**Input records**
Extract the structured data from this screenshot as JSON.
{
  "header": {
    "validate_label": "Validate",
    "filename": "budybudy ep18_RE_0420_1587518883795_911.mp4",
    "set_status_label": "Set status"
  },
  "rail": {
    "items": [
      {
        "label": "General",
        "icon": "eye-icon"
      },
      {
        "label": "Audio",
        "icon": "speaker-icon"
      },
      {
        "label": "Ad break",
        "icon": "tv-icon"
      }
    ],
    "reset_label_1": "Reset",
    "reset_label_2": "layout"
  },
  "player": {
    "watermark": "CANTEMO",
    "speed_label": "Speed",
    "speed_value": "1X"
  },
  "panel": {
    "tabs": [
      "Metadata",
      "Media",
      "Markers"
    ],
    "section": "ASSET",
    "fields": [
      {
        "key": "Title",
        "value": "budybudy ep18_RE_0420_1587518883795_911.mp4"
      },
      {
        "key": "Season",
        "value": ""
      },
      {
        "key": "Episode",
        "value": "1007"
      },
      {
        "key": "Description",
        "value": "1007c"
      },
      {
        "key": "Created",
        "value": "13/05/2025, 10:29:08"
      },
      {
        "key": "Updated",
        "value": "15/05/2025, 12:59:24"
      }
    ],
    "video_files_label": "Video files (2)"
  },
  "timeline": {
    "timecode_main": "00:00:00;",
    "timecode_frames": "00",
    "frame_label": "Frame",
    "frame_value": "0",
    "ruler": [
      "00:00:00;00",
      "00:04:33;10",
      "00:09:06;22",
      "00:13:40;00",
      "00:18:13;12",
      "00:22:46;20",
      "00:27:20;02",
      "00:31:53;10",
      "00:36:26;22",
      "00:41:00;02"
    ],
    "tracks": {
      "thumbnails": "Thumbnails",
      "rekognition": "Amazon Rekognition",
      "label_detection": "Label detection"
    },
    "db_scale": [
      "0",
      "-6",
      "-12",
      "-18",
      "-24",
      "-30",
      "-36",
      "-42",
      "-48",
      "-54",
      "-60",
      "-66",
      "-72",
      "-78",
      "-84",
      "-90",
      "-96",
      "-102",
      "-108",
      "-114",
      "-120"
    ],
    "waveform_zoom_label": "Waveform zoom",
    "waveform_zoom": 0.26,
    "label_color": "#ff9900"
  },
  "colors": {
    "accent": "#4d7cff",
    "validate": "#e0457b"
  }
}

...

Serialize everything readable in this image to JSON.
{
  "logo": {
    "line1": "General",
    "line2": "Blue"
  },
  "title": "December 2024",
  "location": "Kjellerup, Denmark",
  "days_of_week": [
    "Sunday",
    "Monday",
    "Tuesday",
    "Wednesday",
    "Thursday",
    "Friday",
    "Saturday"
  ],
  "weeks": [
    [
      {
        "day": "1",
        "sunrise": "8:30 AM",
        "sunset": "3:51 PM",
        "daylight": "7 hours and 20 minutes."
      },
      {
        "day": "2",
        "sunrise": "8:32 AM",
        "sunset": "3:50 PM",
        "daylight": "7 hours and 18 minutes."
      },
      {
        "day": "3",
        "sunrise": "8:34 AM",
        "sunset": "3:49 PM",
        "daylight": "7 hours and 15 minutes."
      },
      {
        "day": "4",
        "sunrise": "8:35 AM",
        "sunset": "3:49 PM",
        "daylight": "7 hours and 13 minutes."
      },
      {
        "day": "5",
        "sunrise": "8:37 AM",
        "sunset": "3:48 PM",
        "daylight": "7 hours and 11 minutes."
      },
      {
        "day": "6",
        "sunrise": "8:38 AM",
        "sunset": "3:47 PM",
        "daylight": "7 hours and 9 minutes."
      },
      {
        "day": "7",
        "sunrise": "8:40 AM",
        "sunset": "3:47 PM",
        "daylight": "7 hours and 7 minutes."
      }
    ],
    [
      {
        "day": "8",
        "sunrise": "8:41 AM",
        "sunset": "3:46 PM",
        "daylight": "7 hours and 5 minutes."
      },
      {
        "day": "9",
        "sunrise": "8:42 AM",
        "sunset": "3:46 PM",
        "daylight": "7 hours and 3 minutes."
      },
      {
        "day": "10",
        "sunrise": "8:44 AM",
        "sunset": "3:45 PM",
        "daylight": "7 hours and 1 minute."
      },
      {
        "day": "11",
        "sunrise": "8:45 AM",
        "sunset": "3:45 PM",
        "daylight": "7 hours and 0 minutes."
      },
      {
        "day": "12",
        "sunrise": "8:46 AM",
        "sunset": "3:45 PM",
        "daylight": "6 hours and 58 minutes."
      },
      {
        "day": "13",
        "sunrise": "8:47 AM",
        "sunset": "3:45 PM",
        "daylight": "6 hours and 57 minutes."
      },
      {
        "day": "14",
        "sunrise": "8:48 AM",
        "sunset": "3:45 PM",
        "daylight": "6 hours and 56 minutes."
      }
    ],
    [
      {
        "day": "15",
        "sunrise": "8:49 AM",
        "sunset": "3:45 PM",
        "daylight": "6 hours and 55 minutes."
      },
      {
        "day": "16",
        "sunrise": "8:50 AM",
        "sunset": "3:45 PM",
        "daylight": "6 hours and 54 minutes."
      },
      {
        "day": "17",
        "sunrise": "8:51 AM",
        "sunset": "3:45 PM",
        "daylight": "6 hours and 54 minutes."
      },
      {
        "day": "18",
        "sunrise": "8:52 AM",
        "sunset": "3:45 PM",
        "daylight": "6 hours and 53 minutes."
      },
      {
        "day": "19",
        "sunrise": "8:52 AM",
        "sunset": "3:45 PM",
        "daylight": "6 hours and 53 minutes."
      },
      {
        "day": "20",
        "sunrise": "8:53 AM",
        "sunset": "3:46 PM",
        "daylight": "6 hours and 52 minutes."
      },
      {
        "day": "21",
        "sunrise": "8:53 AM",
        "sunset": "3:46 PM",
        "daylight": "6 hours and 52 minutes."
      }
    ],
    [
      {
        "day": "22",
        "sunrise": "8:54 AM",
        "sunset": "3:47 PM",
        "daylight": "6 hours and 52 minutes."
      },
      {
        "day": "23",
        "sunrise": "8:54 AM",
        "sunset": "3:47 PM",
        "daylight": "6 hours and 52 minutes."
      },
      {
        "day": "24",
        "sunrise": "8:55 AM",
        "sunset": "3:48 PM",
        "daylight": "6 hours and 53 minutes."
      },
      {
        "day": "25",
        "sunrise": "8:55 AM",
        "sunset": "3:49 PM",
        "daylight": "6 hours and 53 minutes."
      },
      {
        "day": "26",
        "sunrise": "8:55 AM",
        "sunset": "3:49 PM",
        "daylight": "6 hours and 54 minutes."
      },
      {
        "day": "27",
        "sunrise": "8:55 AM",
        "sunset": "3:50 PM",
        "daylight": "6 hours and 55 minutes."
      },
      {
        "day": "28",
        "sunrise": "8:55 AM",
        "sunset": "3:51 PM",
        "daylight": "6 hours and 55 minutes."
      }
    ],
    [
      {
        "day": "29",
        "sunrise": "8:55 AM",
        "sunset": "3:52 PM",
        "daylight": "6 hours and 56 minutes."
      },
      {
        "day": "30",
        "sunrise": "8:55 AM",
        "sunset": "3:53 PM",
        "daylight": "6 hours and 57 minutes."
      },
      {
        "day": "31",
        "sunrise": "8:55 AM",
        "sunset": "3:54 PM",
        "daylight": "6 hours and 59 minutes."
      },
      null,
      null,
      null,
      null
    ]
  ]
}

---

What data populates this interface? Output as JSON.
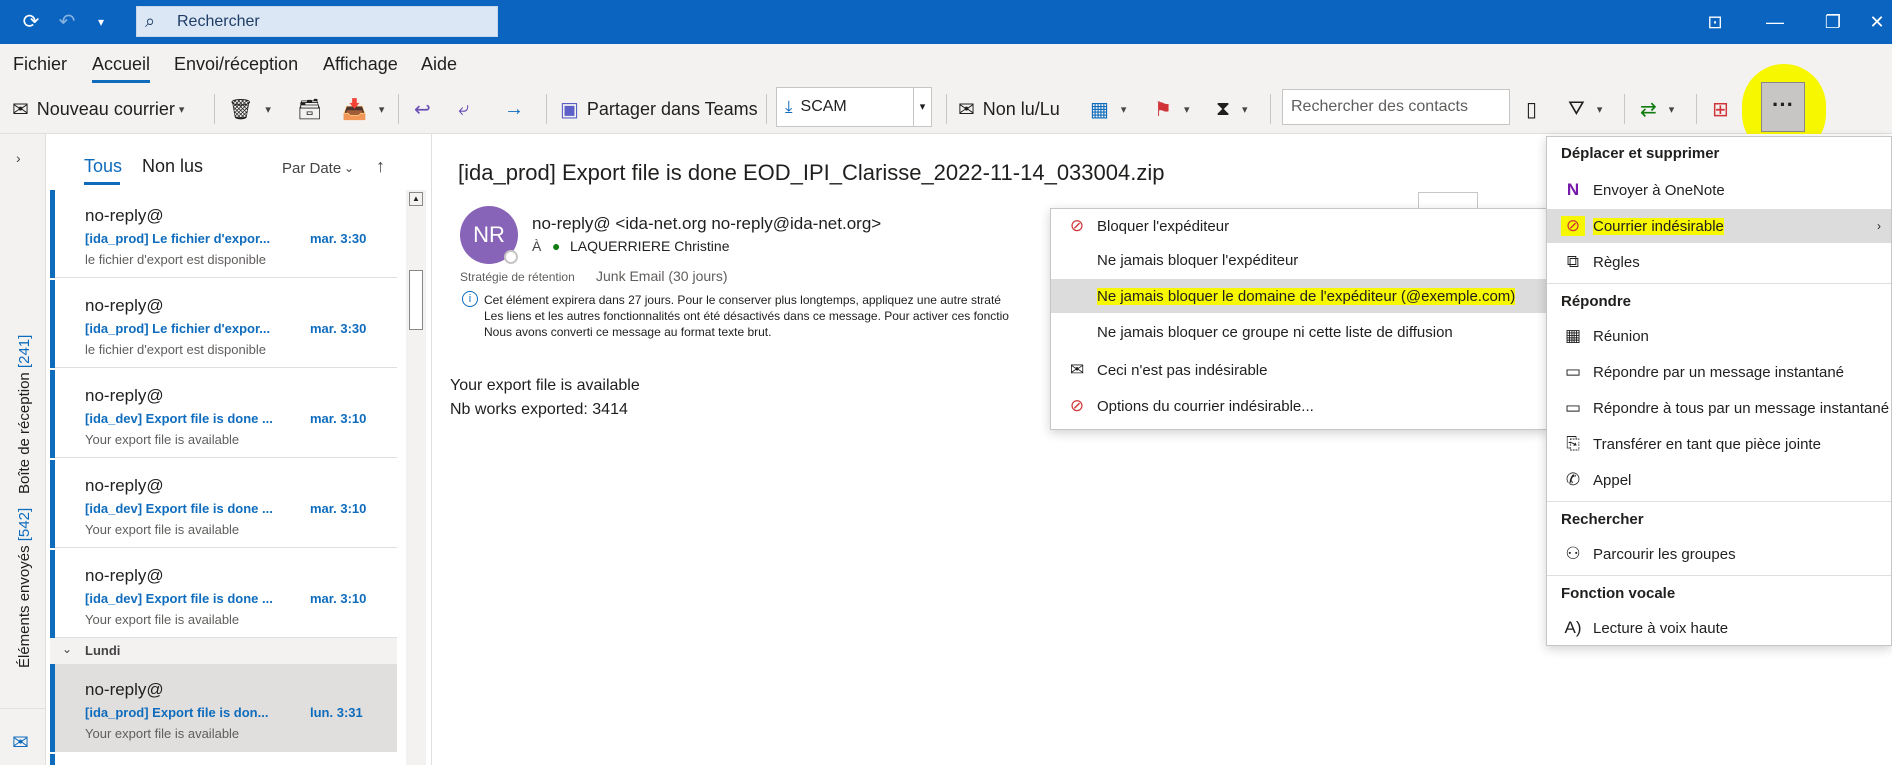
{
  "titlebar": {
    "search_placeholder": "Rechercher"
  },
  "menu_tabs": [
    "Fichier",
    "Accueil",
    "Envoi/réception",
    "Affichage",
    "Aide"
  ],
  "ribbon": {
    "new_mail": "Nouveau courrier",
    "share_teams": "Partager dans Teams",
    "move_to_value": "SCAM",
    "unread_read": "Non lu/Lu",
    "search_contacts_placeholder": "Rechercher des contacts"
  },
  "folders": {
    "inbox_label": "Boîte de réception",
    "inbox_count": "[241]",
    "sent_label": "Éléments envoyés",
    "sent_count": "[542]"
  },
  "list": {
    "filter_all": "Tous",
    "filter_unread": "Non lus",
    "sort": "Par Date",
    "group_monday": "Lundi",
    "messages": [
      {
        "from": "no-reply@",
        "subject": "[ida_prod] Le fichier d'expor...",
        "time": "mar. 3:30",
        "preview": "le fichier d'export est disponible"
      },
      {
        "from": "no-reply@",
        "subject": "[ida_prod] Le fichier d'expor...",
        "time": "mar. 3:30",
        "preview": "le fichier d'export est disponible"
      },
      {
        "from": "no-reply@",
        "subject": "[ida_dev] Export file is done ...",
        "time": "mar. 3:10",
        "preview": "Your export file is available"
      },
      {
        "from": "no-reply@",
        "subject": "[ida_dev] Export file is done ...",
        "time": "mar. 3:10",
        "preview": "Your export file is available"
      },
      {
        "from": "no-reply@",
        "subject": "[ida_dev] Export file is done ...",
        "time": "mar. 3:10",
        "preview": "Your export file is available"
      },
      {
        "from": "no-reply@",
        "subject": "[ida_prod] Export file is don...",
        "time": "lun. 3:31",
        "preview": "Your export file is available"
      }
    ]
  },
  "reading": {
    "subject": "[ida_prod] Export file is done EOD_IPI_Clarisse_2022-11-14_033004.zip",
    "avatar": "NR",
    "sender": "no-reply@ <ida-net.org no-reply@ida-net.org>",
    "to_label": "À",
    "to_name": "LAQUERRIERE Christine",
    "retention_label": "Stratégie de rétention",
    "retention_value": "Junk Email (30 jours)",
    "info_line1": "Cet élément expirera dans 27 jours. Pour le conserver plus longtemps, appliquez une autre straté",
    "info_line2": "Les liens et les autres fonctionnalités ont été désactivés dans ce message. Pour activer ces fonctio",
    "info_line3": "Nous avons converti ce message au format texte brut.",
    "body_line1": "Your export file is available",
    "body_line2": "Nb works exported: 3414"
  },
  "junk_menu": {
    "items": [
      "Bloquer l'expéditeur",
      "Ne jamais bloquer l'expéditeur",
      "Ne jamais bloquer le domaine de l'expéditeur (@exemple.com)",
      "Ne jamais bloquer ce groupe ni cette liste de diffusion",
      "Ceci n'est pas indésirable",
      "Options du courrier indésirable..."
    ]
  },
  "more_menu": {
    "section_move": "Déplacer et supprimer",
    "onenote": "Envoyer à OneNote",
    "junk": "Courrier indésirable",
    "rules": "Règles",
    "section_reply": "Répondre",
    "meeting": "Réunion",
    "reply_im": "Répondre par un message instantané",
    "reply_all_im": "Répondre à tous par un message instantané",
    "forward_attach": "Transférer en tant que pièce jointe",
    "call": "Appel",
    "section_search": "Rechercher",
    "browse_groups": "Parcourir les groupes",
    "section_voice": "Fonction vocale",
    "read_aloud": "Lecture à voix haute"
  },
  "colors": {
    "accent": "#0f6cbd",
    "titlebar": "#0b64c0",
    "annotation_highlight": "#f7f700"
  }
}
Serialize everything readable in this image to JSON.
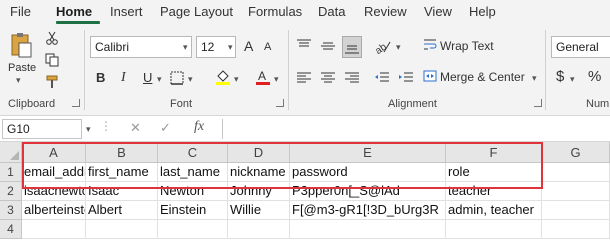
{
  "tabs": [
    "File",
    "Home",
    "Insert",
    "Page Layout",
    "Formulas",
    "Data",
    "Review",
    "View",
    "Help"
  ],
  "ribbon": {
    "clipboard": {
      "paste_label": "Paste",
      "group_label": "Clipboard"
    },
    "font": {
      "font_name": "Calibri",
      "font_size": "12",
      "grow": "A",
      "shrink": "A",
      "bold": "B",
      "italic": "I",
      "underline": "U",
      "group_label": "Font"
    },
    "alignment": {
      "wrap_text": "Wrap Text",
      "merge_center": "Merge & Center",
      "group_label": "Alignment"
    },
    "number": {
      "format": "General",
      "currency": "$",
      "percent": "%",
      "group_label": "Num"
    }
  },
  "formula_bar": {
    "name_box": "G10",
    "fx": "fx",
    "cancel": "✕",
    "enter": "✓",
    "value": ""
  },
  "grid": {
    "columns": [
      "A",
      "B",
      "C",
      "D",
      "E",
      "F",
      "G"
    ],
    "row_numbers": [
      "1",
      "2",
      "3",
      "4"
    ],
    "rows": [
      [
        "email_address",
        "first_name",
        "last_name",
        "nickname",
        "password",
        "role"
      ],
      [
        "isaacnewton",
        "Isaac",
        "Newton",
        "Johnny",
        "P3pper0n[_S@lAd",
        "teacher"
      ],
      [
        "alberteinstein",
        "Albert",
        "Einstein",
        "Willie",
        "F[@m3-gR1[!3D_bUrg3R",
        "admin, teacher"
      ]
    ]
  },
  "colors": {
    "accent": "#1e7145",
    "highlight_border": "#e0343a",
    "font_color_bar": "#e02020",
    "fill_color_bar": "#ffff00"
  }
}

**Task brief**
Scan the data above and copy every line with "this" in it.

**Task solution**
Extract the structured data from this screenshot as JSON.
Serialize everything readable in this image to JSON.
What data populates this interface? Output as JSON.
Serialize everything readable in this image to JSON.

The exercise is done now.